- _What needs to be done_:
Down to the last line, reproduce the data below exactly.

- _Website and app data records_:
- - - -

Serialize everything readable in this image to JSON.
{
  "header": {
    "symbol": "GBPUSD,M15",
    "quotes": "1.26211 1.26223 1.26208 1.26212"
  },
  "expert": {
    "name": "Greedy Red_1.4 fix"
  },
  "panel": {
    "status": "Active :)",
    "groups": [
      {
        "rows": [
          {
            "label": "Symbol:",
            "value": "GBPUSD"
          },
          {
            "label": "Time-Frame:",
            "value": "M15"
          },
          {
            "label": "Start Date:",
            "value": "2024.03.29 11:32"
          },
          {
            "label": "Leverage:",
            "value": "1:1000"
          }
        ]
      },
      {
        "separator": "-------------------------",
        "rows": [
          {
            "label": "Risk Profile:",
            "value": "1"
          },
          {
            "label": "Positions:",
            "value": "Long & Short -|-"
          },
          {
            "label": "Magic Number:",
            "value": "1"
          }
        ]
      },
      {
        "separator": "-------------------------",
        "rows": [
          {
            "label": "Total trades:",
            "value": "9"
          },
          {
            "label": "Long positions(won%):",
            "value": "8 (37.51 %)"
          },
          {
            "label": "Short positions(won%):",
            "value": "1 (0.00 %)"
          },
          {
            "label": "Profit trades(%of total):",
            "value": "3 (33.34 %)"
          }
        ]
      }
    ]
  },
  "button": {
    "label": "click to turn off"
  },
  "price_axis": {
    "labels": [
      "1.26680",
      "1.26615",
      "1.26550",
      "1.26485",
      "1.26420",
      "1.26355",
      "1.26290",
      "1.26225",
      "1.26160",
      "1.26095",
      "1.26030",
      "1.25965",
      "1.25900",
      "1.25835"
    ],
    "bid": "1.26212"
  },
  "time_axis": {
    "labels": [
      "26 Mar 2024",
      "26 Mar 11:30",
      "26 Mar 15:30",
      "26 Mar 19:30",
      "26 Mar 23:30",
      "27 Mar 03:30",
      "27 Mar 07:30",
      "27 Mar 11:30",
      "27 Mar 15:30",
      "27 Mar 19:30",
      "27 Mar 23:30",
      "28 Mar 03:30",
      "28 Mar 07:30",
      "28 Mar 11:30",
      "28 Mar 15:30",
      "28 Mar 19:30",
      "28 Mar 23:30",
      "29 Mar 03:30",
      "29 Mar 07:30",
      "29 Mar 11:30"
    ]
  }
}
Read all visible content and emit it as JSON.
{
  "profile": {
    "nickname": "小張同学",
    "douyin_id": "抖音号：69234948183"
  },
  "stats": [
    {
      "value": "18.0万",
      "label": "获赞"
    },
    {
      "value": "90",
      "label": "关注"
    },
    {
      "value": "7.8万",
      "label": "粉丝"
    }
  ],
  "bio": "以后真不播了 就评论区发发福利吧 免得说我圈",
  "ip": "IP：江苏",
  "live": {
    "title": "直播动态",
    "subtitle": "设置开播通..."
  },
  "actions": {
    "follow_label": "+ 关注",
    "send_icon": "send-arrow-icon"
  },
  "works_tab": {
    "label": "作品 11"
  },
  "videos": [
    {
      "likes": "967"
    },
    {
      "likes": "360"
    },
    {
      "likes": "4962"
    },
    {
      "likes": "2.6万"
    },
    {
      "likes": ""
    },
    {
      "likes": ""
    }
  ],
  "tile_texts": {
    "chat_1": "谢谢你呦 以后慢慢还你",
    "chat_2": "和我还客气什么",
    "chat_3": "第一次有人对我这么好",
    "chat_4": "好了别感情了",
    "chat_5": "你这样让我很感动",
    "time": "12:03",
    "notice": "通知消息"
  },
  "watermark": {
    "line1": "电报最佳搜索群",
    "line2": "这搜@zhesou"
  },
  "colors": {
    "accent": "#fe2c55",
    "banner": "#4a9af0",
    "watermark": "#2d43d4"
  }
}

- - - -

- _Reply_:
Serialize everything readable in this image to JSON.
{
  "header": {
    "symbol": "GBPUSD,M15",
    "quotes": "1.26211 1.26223 1.26208 1.26212"
  },
  "expert": {
    "name": "Greedy Red_1.4 fix"
  },
  "panel": {
    "status": "Active :)",
    "groups": [
      {
        "rows": [
          {
            "label": "Symbol:",
            "value": "GBPUSD"
          },
          {
            "label": "Time-Frame:",
            "value": "M15"
          },
          {
            "label": "Start Date:",
            "value": "2024.03.29 11:32"
          },
          {
            "label": "Leverage:",
            "value": "1:1000"
          }
        ]
      },
      {
        "separator": "-------------------------",
        "rows": [
          {
            "label": "Risk Profile:",
            "value": "1"
          },
          {
            "label": "Positions:",
            "value": "Long & Short -|-"
          },
          {
            "label": "Magic Number:",
            "value": "1"
          }
        ]
      },
      {
        "separator": "-------------------------",
        "rows": [
          {
            "label": "Total trades:",
            "value": "9"
          },
          {
            "label": "Long positions(won%):",
            "value": "8 (37.51 %)"
          },
          {
            "label": "Short positions(won%):",
            "value": "1 (0.00 %)"
          },
          {
            "label": "Profit trades(%of total):",
            "value": "3 (33.34 %)"
          }
        ]
      }
    ]
  },
  "button": {
    "label": "click to turn off"
  },
  "price_axis": {
    "labels": [
      "1.26680",
      "1.26615",
      "1.26550",
      "1.26485",
      "1.26420",
      "1.26355",
      "1.26290",
      "1.26225",
      "1.26160",
      "1.26095",
      "1.26030",
      "1.25965",
      "1.25900",
      "1.25835"
    ],
    "bid": "1.26212"
  },
  "time_axis": {
    "labels": [
      "26 Mar 2024",
      "26 Mar 11:30",
      "26 Mar 15:30",
      "26 Mar 19:30",
      "26 Mar 23:30",
      "27 Mar 03:30",
      "27 Mar 07:30",
      "27 Mar 11:30",
      "27 Mar 15:30",
      "27 Mar 19:30",
      "27 Mar 23:30",
      "28 Mar 03:30",
      "28 Mar 07:30",
      "28 Mar 11:30",
      "28 Mar 15:30",
      "28 Mar 19:30",
      "28 Mar 23:30",
      "29 Mar 03:30",
      "29 Mar 07:30",
      "29 Mar 11:30"
    ]
  }
}
Read all visible content and emit it as JSON.
{
  "profile": {
    "nickname": "小張同学",
    "douyin_id": "抖音号：69234948183"
  },
  "stats": [
    {
      "value": "18.0万",
      "label": "获赞"
    },
    {
      "value": "90",
      "label": "关注"
    },
    {
      "value": "7.8万",
      "label": "粉丝"
    }
  ],
  "bio": "以后真不播了 就评论区发发福利吧 免得说我圈",
  "ip": "IP：江苏",
  "live": {
    "title": "直播动态",
    "subtitle": "设置开播通..."
  },
  "actions": {
    "follow_label": "+ 关注",
    "send_icon": "send-arrow-icon"
  },
  "works_tab": {
    "label": "作品 11"
  },
  "videos": [
    {
      "likes": "967"
    },
    {
      "likes": "360"
    },
    {
      "likes": "4962"
    },
    {
      "likes": "2.6万"
    },
    {
      "likes": ""
    },
    {
      "likes": ""
    }
  ],
  "tile_texts": {
    "chat_1": "谢谢你呦 以后慢慢还你",
    "chat_2": "和我还客气什么",
    "chat_3": "第一次有人对我这么好",
    "chat_4": "好了别感情了",
    "chat_5": "你这样让我很感动",
    "time": "12:03",
    "notice": "通知消息"
  },
  "watermark": {
    "line1": "电报最佳搜索群",
    "line2": "这搜@zhesou"
  },
  "colors": {
    "accent": "#fe2c55",
    "banner": "#4a9af0",
    "watermark": "#2d43d4"
  }
}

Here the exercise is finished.